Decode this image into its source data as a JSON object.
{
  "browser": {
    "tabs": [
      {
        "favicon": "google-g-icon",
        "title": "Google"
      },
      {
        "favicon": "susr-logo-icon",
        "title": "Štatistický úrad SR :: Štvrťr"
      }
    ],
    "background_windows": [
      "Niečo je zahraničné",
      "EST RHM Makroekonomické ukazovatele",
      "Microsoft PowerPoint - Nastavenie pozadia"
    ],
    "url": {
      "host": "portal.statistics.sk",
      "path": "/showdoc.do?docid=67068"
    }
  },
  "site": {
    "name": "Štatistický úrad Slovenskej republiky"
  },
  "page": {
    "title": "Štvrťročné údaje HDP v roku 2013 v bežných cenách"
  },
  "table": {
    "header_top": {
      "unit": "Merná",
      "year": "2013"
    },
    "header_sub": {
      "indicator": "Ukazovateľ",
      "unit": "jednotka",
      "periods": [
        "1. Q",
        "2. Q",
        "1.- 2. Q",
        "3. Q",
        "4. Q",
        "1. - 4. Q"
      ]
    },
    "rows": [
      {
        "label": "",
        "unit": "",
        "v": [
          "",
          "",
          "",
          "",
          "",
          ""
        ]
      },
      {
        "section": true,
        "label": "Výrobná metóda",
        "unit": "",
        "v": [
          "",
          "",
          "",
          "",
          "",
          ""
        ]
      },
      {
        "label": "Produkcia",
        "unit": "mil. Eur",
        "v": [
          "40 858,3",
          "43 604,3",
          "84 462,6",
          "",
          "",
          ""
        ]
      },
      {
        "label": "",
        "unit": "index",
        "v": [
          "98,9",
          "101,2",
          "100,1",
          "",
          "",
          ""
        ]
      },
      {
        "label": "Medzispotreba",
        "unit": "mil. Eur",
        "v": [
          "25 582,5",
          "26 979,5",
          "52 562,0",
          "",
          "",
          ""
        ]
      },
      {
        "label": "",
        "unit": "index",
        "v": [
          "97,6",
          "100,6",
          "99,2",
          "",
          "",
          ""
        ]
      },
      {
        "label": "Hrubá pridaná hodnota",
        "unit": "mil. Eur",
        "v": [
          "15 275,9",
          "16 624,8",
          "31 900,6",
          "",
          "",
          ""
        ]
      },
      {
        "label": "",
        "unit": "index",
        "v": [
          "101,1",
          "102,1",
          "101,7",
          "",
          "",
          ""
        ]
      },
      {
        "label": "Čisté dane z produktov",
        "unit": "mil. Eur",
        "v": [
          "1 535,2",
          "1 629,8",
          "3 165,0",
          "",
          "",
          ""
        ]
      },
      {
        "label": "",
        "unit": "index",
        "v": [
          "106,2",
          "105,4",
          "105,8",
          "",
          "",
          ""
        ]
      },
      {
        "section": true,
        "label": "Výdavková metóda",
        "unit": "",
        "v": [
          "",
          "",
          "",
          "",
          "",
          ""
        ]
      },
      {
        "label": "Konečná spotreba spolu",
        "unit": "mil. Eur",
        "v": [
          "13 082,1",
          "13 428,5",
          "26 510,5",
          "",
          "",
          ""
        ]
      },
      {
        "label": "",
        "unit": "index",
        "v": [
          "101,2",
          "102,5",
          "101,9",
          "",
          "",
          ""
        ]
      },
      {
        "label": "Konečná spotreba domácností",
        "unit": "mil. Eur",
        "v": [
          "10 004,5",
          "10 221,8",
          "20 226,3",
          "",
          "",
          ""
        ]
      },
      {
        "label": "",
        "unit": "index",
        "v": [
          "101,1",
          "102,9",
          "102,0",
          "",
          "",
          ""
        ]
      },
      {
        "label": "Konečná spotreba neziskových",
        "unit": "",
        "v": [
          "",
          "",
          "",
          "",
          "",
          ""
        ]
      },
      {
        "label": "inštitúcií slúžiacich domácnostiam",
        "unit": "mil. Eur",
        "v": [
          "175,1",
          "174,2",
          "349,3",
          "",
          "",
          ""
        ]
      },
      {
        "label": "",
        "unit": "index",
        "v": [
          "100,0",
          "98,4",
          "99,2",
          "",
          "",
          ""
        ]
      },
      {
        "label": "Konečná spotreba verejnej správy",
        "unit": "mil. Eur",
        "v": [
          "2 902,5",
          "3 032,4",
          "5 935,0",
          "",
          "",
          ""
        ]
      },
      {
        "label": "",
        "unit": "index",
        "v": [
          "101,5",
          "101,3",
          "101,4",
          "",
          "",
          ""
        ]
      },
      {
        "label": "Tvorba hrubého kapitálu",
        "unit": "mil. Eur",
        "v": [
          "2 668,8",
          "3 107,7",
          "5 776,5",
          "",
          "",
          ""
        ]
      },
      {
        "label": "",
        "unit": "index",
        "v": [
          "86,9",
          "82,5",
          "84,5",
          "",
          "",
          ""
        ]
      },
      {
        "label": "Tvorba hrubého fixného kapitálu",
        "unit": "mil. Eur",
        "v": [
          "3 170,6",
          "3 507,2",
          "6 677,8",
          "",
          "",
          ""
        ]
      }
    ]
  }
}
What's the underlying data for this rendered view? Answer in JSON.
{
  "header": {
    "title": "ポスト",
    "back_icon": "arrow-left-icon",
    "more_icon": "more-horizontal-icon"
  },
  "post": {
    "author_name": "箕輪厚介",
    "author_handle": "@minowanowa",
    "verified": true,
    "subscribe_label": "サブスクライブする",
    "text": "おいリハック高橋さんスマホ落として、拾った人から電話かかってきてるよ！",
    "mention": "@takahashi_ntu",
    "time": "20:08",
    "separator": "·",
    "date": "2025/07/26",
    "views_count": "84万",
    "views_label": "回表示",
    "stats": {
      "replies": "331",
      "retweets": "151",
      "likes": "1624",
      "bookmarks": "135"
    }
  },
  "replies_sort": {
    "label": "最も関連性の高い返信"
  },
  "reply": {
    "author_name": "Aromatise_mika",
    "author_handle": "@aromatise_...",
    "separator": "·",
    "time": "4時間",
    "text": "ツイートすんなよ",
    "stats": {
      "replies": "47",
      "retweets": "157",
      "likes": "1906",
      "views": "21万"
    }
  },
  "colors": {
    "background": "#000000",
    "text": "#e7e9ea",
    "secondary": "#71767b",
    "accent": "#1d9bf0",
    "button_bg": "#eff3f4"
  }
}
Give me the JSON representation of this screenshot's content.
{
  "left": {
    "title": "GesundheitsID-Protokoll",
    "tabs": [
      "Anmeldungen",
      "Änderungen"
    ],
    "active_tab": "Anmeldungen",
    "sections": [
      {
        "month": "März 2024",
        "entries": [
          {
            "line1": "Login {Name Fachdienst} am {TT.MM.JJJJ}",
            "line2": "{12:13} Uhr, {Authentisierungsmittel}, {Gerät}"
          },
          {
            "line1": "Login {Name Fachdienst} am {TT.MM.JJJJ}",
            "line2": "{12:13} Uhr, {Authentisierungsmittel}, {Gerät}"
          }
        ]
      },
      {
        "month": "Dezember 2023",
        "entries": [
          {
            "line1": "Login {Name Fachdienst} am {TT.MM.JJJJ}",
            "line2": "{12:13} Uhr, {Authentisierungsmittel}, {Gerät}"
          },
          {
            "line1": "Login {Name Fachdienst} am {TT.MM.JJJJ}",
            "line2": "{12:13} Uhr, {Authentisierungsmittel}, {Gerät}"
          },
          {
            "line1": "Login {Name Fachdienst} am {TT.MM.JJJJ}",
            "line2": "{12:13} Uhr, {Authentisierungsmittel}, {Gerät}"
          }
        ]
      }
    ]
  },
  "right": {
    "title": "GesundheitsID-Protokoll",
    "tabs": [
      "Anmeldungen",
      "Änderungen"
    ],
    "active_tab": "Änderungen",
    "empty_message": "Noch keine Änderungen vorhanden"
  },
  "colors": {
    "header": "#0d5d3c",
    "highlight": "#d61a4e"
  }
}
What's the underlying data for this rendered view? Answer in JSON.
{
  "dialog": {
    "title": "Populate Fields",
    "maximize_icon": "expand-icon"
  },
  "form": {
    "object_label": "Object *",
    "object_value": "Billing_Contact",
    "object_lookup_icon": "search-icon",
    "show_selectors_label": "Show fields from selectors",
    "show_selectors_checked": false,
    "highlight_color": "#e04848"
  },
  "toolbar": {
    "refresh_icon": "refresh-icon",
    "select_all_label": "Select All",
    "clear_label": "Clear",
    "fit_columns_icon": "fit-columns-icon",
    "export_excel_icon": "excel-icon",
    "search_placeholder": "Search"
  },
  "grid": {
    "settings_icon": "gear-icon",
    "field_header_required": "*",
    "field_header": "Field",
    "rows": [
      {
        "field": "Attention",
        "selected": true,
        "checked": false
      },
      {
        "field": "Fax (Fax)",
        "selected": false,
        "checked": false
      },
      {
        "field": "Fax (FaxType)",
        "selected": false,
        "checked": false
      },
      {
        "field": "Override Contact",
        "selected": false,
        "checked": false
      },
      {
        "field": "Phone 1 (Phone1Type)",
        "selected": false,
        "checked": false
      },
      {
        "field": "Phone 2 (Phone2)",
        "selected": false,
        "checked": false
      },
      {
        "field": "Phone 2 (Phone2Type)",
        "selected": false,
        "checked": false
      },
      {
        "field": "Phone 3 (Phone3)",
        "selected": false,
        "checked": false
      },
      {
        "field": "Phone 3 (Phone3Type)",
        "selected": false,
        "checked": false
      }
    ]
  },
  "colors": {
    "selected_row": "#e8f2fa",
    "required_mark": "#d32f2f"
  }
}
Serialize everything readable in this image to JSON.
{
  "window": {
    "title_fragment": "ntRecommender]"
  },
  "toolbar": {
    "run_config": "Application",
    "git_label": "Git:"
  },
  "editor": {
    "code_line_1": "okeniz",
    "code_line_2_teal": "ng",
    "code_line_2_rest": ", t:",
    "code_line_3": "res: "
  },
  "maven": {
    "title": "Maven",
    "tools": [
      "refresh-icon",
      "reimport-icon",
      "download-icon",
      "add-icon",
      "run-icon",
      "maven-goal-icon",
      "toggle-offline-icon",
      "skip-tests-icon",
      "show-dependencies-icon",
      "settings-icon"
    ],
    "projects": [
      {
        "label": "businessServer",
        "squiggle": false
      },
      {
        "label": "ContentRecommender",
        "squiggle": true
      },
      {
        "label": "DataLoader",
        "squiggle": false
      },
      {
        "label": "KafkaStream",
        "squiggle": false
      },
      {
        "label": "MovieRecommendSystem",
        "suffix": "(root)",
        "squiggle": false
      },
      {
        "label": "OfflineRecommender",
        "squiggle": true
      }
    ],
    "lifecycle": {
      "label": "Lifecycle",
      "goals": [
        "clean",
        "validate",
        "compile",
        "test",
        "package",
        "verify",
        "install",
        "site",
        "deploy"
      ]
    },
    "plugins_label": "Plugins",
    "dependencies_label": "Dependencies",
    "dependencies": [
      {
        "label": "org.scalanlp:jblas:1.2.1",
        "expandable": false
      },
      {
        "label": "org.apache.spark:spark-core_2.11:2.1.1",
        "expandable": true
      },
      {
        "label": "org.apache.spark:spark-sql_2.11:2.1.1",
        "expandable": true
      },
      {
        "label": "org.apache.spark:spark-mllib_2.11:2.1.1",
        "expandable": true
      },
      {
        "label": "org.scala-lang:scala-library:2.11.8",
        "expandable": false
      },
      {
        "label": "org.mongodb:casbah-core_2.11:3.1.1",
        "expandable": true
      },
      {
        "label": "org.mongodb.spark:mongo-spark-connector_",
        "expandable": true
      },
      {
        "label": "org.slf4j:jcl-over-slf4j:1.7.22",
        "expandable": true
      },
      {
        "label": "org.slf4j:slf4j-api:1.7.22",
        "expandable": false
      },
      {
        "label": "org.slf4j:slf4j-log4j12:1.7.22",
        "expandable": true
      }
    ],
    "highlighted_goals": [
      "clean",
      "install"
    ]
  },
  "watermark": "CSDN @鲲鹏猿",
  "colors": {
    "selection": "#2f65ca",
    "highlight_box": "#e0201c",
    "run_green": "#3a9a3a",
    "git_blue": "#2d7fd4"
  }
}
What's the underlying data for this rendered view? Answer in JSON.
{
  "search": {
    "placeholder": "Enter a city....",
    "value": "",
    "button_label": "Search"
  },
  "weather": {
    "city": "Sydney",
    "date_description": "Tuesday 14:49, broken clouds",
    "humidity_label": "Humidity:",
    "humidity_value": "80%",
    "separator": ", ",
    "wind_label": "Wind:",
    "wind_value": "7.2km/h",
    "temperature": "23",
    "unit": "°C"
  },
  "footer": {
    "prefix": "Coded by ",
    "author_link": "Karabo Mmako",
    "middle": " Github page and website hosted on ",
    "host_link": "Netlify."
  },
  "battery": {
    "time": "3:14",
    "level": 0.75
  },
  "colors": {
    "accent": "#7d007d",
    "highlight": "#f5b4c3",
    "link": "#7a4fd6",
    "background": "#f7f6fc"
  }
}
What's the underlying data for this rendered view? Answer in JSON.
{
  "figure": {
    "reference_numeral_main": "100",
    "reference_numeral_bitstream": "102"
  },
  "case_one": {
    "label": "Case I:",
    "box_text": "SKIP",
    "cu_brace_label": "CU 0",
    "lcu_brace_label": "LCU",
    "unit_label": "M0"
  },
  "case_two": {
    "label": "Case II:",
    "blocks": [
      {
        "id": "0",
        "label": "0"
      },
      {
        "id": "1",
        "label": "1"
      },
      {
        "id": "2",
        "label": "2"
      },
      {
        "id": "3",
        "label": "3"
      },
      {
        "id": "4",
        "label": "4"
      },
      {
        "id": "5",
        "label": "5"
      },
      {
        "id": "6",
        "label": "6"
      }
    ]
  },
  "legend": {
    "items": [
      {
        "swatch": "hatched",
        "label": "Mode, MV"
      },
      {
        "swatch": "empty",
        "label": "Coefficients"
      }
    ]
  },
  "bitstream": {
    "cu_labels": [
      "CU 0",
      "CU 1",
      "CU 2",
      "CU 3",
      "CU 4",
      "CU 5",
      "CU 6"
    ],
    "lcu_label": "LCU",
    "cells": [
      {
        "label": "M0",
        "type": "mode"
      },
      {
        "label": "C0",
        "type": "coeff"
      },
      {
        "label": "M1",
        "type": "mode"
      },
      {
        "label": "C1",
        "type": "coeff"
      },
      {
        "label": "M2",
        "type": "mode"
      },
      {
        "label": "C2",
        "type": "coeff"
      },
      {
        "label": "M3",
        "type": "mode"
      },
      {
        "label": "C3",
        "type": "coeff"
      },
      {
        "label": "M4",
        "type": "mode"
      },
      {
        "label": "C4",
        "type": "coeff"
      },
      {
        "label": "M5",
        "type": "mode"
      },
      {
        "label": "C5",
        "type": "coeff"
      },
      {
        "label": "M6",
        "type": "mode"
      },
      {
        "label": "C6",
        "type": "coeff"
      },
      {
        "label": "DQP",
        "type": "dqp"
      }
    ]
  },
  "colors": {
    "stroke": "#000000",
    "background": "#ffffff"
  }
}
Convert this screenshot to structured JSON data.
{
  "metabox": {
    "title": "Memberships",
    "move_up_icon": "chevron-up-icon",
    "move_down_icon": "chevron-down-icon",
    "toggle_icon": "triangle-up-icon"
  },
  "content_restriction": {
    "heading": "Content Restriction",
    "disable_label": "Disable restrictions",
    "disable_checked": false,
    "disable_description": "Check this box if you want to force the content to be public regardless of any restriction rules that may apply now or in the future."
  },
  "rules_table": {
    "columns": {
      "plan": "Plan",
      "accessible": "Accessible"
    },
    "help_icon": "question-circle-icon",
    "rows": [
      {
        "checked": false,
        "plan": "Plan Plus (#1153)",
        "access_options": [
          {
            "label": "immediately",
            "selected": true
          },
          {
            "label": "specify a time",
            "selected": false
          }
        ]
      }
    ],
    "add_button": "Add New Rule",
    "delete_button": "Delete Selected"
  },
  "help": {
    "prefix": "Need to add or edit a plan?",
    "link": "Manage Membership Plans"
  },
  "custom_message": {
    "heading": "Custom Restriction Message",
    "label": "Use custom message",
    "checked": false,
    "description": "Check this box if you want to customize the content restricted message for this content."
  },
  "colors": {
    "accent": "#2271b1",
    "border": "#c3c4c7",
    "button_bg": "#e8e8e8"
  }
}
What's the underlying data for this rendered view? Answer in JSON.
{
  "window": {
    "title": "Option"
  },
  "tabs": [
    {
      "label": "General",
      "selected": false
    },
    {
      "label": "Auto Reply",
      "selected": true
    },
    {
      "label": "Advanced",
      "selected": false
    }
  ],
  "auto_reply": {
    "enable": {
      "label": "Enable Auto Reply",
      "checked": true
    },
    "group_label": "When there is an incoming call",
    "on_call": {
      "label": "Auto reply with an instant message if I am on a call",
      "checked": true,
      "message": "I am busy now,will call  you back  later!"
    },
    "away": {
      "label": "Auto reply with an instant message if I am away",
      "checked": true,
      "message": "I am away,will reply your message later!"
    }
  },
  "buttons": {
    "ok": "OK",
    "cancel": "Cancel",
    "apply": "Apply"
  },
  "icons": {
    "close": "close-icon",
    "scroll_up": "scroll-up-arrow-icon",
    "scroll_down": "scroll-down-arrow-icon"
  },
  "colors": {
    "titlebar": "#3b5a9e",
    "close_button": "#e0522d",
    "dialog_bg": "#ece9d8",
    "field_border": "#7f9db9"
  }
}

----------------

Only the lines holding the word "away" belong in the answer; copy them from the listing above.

## Finished task
    "away": {
      "label": "Auto reply with an instant message if I am away",
      "message": "I am away,will reply your message later!"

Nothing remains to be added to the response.